- Cut side flaps of rabbit. Save to use as "bacon" – sear or wrap vegetables and sear then bake.
- Cut off rib cage and hips. These pieces do not have much meat on them, so they are best used for stock or bone broth.
- Cut back into 2-3 pieces, depending how large rabbit is.
Marinade the Rabbit – strongly optional
- Add rabbit legs and back to a plastic bag. Cover with one part apple cider vinegar and two parts water. Add a sprig of rosemary and Texas tarragon.
- After at least 30 minutes and up to 2 hours, remove the rabbit pieces. Pat each one dry with a paper towel.
Sear and Braise Rabbit
- Heat olive oil and butter over medium-high heat. Season rabbit pieces generously with salt and pepper.Cut onions, shallots, and garlic. Roughly chop stems of kale. Cut kale leaves into 1 inch strips.
- Sear rabbit on both sides for 4-5 minutes. You should get a nice golden-brown color on the meat. Remove the rabbit onto a plate on the side. Leave seared bits in the pot for the next step.
- De-glaze the pan with 1/2 cup water. Add onions and cook for 3 minutes, until almost translucent. Add shallots and kale stems and cook for a minute. Add garlic and cook for 30 seconds.
- De-glaze the pan again, this time with 1 cup of white wine.Cook the wine down until you can no longer smell alcohol coming off of the broth.
- Add mustard, basil, and thyme and mix in.Add kale and rabbit pieces, and cover the pot with vegetable broth. Taste the broth, and add salt and pepper to taste.
- Bring the pot to a boil, then turn the pot to low-medium heat. Simmer the rabbit for an hour. Do not remove the lid during this time, it will make the rabbit cook slower!

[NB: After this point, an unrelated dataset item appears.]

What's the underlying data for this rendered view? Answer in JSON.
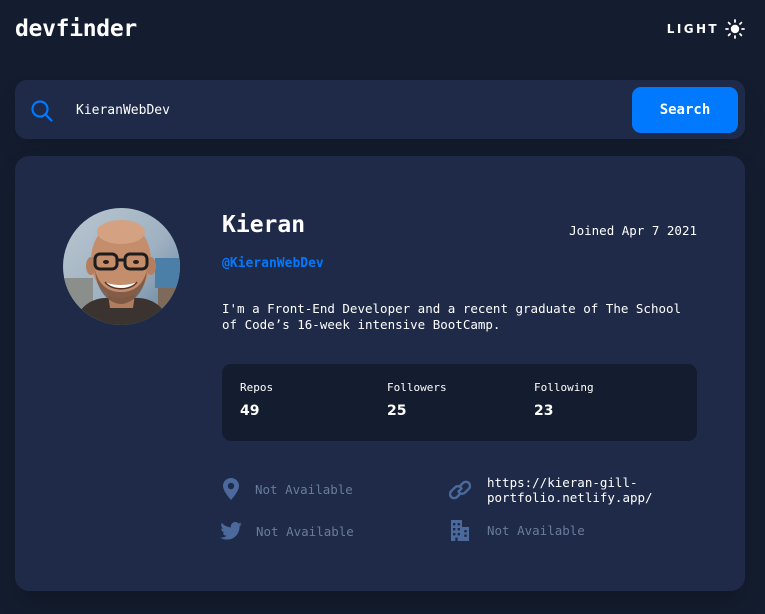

- Now, remove the rabbit to a plate. Bring the broth to a boil and cook it down to about half the original volume. This will take about 10 minutes.Add coconut cream and cook for another 2 minutes. Add the rabbit back in for a minute or two to heat it back up.
- On a plate, add some rice or pasta. Add a piece of rabbit, and top with the kale gravy.Enjoy!!!